▶ Input records
Content starts
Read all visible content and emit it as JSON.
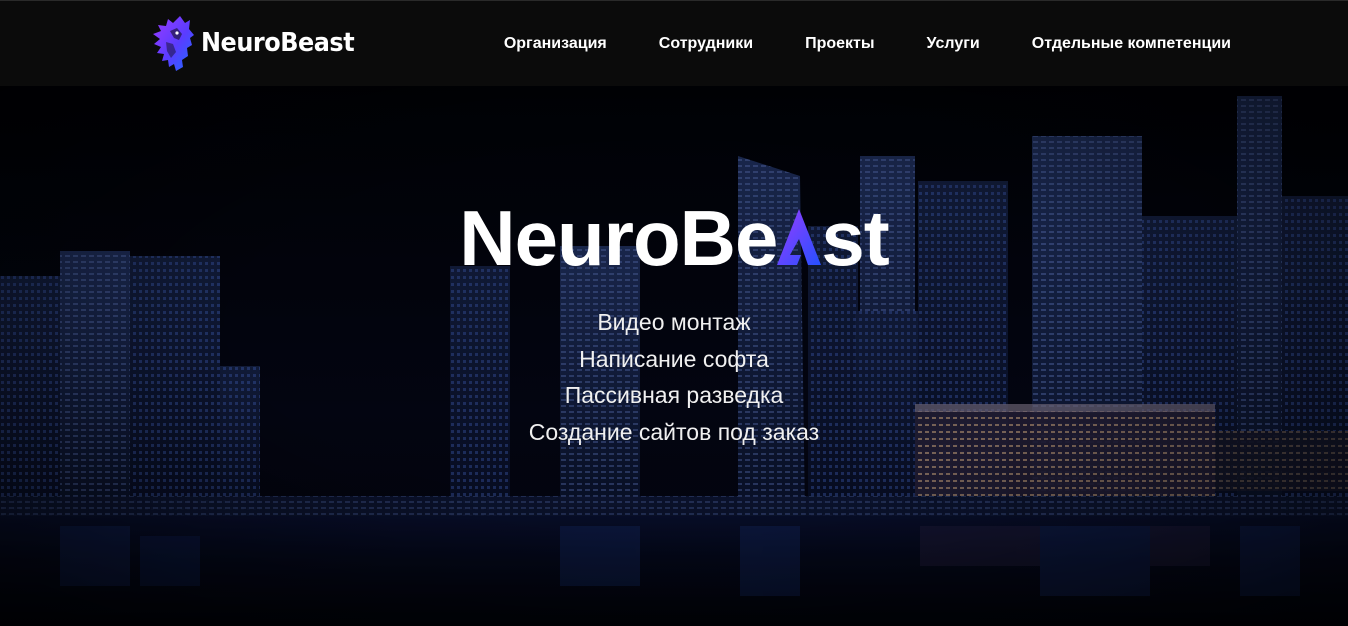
{
  "header": {
    "logo_text": "NeuroBeast",
    "logo_icon": "wolf-icon",
    "nav": [
      {
        "label": "Организация"
      },
      {
        "label": "Сотрудники"
      },
      {
        "label": "Проекты"
      },
      {
        "label": "Услуги"
      },
      {
        "label": "Отдельные компетенции"
      }
    ]
  },
  "hero": {
    "title_before": "NeuroBe",
    "title_after": "st",
    "title_accent_letter": "A",
    "services": [
      "Видео монтаж",
      "Написание софта",
      "Пассивная разведка",
      "Создание сайтов под заказ"
    ]
  },
  "colors": {
    "header_bg": "#0b0b0b",
    "text": "#ffffff",
    "accent_purple": "#7a2cff",
    "accent_blue": "#2a55ff",
    "hero_bg": "#02030a"
  }
}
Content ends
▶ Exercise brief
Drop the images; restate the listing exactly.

▶ Answer to this exercise
Read all visible content and emit it as JSON.
{
  "header": {
    "logo_text": "NeuroBeast",
    "logo_icon": "wolf-icon",
    "nav": [
      {
        "label": "Организация"
      },
      {
        "label": "Сотрудники"
      },
      {
        "label": "Проекты"
      },
      {
        "label": "Услуги"
      },
      {
        "label": "Отдельные компетенции"
      }
    ]
  },
  "hero": {
    "title_before": "NeuroBe",
    "title_after": "st",
    "title_accent_letter": "A",
    "services": [
      "Видео монтаж",
      "Написание софта",
      "Пассивная разведка",
      "Создание сайтов под заказ"
    ]
  },
  "colors": {
    "header_bg": "#0b0b0b",
    "text": "#ffffff",
    "accent_purple": "#7a2cff",
    "accent_blue": "#2a55ff",
    "hero_bg": "#02030a"
  }
}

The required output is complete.